“Let me tell you: Jesse Owens’ story made me who I am today,” Young began. “I grew up 50 yards from the headquarters of the Nazi Party. I was born in 1932. Jesse Owens ran this in 1936. And my dad took me to go see this when I was a kid. And he said to me ‘white supremacy is a sickness. And you don’t let sick people get you upset.’ And he used Jesse Owens as an example. He said ‘look, when Hitler walked out (after Owens won his first gold medal in the Olympics, shattering the myth of Aryan supremacy), Jesse didn’t lose his cool. He just went out and broke three more world records.’ So I knew about Jesse since I was four years old and he’s been my hero ever since.”
The movie, which opens Feb 19, set just a few years before Adolf Hitler began what became World War II, told of an impoverished Owens of Cleveland enduring oppressive racism at The Ohio State University, which prepared him to succeed under similar conditions Nazi Germany.
“This is a film about determination, courage, tolerance and friendship. Tonight we’ll go back in time and see how Jesse’s journey impacted the entire world,” said the evening’s moderator and “Real Housewives of Atlanta” star Kim Fields.
Fields and Young was joined at the premiere with the likes Ludacris and wife Eudoxie, prolific producer Will Packer, Kathleen Bertrand of the Bronzelens Film Festival, other celebrities and, of course, Stephan James, who starred as Owens and tried to embody him while telling his story. James, who portrayed another legend, Congressman John Lewis, in the Academy Award-nominated film Selma last year, admitted it was disheartening stepping Owens’ shoes. He often had to step back from the character and not get so emotionally involved in how brutal the treatment of Owens was here in America, living with de facto segregation the North in Columbus, Ohio — much less how he would be treated in Berlin.

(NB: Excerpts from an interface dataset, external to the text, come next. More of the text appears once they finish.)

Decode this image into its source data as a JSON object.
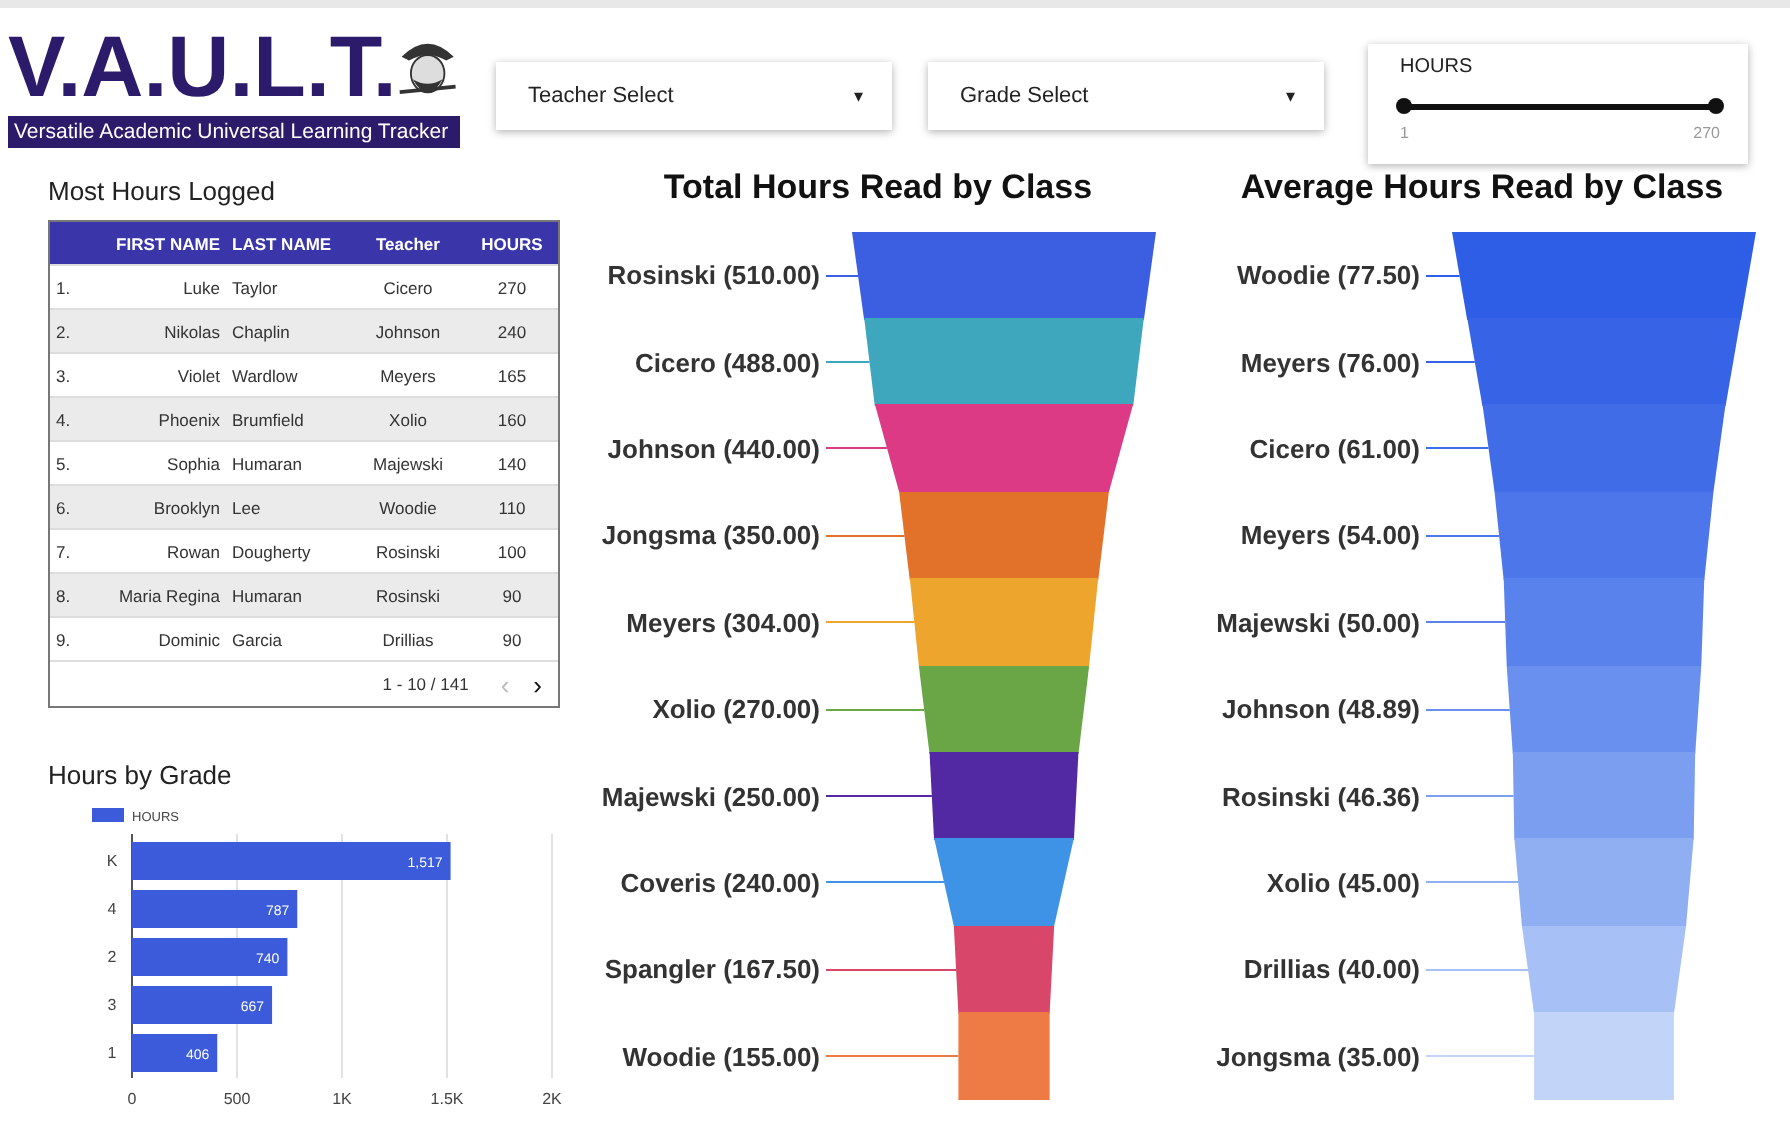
{
  "header": {
    "logo_title": "V.A.U.L.T.",
    "logo_subtitle": "Versatile Academic Universal Learning Tracker"
  },
  "filters": [
    {
      "label": "Teacher Select",
      "caret": "▾"
    },
    {
      "label": "Grade Select",
      "caret": "▾"
    }
  ],
  "hours_slider": {
    "label": "HOURS",
    "min": "1",
    "max": "270",
    "level": 1
  },
  "most_hours": {
    "title": "Most Hours Logged",
    "columns": [
      "",
      "FIRST NAME",
      "LAST NAME",
      "Teacher",
      "HOURS"
    ],
    "rows": [
      [
        "1.",
        "Luke",
        "Taylor",
        "Cicero",
        "270"
      ],
      [
        "2.",
        "Nikolas",
        "Chaplin",
        "Johnson",
        "240"
      ],
      [
        "3.",
        "Violet",
        "Wardlow",
        "Meyers",
        "165"
      ],
      [
        "4.",
        "Phoenix",
        "Brumfield",
        "Xolio",
        "160"
      ],
      [
        "5.",
        "Sophia",
        "Humaran",
        "Majewski",
        "140"
      ],
      [
        "6.",
        "Brooklyn",
        "Lee",
        "Woodie",
        "110"
      ],
      [
        "7.",
        "Rowan",
        "Dougherty",
        "Rosinski",
        "100"
      ],
      [
        "8.",
        "Maria Regina",
        "Humaran",
        "Rosinski",
        "90"
      ],
      [
        "9.",
        "Dominic",
        "Garcia",
        "Drillias",
        "90"
      ]
    ],
    "pagination": "1 - 10 / 141",
    "prev": "‹",
    "next": "›"
  },
  "hours_by_grade": {
    "title": "Hours by Grade",
    "chart_data": {
      "type": "bar",
      "orientation": "horizontal",
      "categories": [
        "K",
        "4",
        "2",
        "3",
        "1"
      ],
      "series": [
        {
          "name": "HOURS",
          "color": "#3b5bdb",
          "values": [
            1517,
            787,
            740,
            667,
            406
          ]
        }
      ],
      "xlim": [
        0,
        2000
      ],
      "grid": true,
      "xticks": [
        0,
        500,
        {
          "value": 1000,
          "label": "1K"
        },
        {
          "value": 1500,
          "label": "1.5K"
        },
        {
          "value": 2000,
          "label": "2K"
        }
      ],
      "value_labels": [
        "1,517",
        "787",
        "740",
        "667",
        "406"
      ]
    }
  },
  "total_hours": {
    "title": "Total Hours Read by Class",
    "stages": [
      {
        "label": "Rosinski (510.00)",
        "color": "#3b5fe0"
      },
      {
        "label": "Cicero (488.00)",
        "color": "#3fa7bd"
      },
      {
        "label": "Johnson (440.00)",
        "color": "#dd3a86"
      },
      {
        "label": "Jongsma (350.00)",
        "color": "#e2712a"
      },
      {
        "label": "Meyers (304.00)",
        "color": "#eea52e"
      },
      {
        "label": "Xolio (270.00)",
        "color": "#6aa546"
      },
      {
        "label": "Majewski (250.00)",
        "color": "#5328a3"
      },
      {
        "label": "Coveris (240.00)",
        "color": "#3f93e6"
      },
      {
        "label": "Spangler (167.50)",
        "color": "#d8466a"
      },
      {
        "label": "Woodie (155.00)",
        "color": "#ee7a45"
      }
    ]
  },
  "average_hours": {
    "title": "Average Hours Read by Class",
    "stages": [
      {
        "label": "Woodie (77.50)",
        "color": "#2f5ee6"
      },
      {
        "label": "Meyers (76.00)",
        "color": "#3764e6"
      },
      {
        "label": "Cicero (61.00)",
        "color": "#416ce8"
      },
      {
        "label": "Meyers (54.00)",
        "color": "#4c76ea"
      },
      {
        "label": "Majewski (50.00)",
        "color": "#5a82ec"
      },
      {
        "label": "Johnson (48.89)",
        "color": "#6990ee"
      },
      {
        "label": "Rosinski (46.36)",
        "color": "#7b9ef1"
      },
      {
        "label": "Xolio (45.00)",
        "color": "#90aff3"
      },
      {
        "label": "Drillias (40.00)",
        "color": "#a7c0f6"
      },
      {
        "label": "Jongsma (35.00)",
        "color": "#c3d4f9"
      }
    ]
  }
}
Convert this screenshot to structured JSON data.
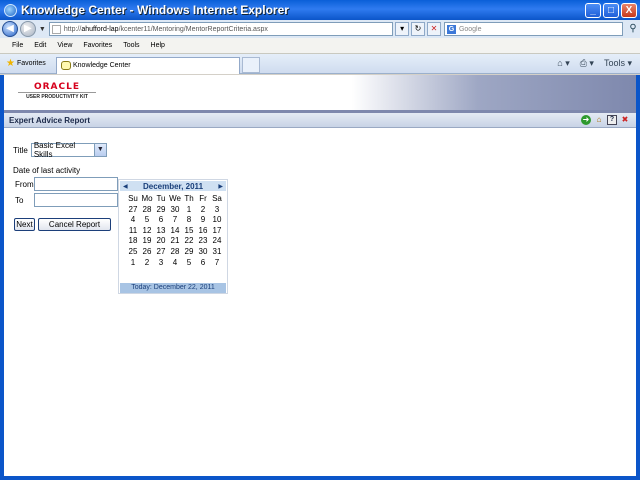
{
  "window": {
    "title": "Knowledge Center - Windows Internet Explorer",
    "minimize": "_",
    "maximize": "□",
    "close": "X"
  },
  "address": {
    "url_prefix": "http://",
    "url_host": "ahufford-lap",
    "url_path": "/kcenter11/Mentoring/MentorReportCriteria.aspx",
    "search_placeholder": "Google",
    "refresh": "↻",
    "stop": "✕"
  },
  "menu": [
    "File",
    "Edit",
    "View",
    "Favorites",
    "Tools",
    "Help"
  ],
  "tabs": {
    "favorites_label": "Favorites",
    "active_tab": "Knowledge Center",
    "tools_label": "Tools"
  },
  "branding": {
    "logo_text": "ORACLE",
    "logo_sub": "USER PRODUCTIVITY KIT"
  },
  "report": {
    "header_title": "Expert Advice Report",
    "title_label": "Title",
    "title_value": "Basic Excel Skills",
    "date_label": "Date of last activity",
    "from_label": "From",
    "to_label": "To",
    "from_value": "",
    "to_value": "",
    "next_button": "Next",
    "cancel_button": "Cancel Report"
  },
  "calendar": {
    "month_label": "December, 2011",
    "weekdays": [
      "Su",
      "Mo",
      "Tu",
      "We",
      "Th",
      "Fr",
      "Sa"
    ],
    "weeks": [
      [
        "27",
        "28",
        "29",
        "30",
        "1",
        "2",
        "3"
      ],
      [
        "4",
        "5",
        "6",
        "7",
        "8",
        "9",
        "10"
      ],
      [
        "11",
        "12",
        "13",
        "14",
        "15",
        "16",
        "17"
      ],
      [
        "18",
        "19",
        "20",
        "21",
        "22",
        "23",
        "24"
      ],
      [
        "25",
        "26",
        "27",
        "28",
        "29",
        "30",
        "31"
      ],
      [
        "1",
        "2",
        "3",
        "4",
        "5",
        "6",
        "7"
      ]
    ],
    "today_label": "Today: December 22, 2011"
  },
  "colors": {
    "titlebar": "#0b55c9",
    "oracle_red": "#d6001c",
    "calendar_header": "#cfe0f2",
    "calendar_today": "#a8c4e4"
  }
}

“Jesse is a testament to that (courage and success in the face of near insurmountable odds). You’re talking about a man in the middle of the Great Depression here in America, and then went over to Berlin in German and defeated all odds at at time when Hitler said no black person and no Jew would win anything,” James said. “So it’s really incredible.”
Take a look at the photographic highlights of the red carpet premiere of the Focus Features film Race.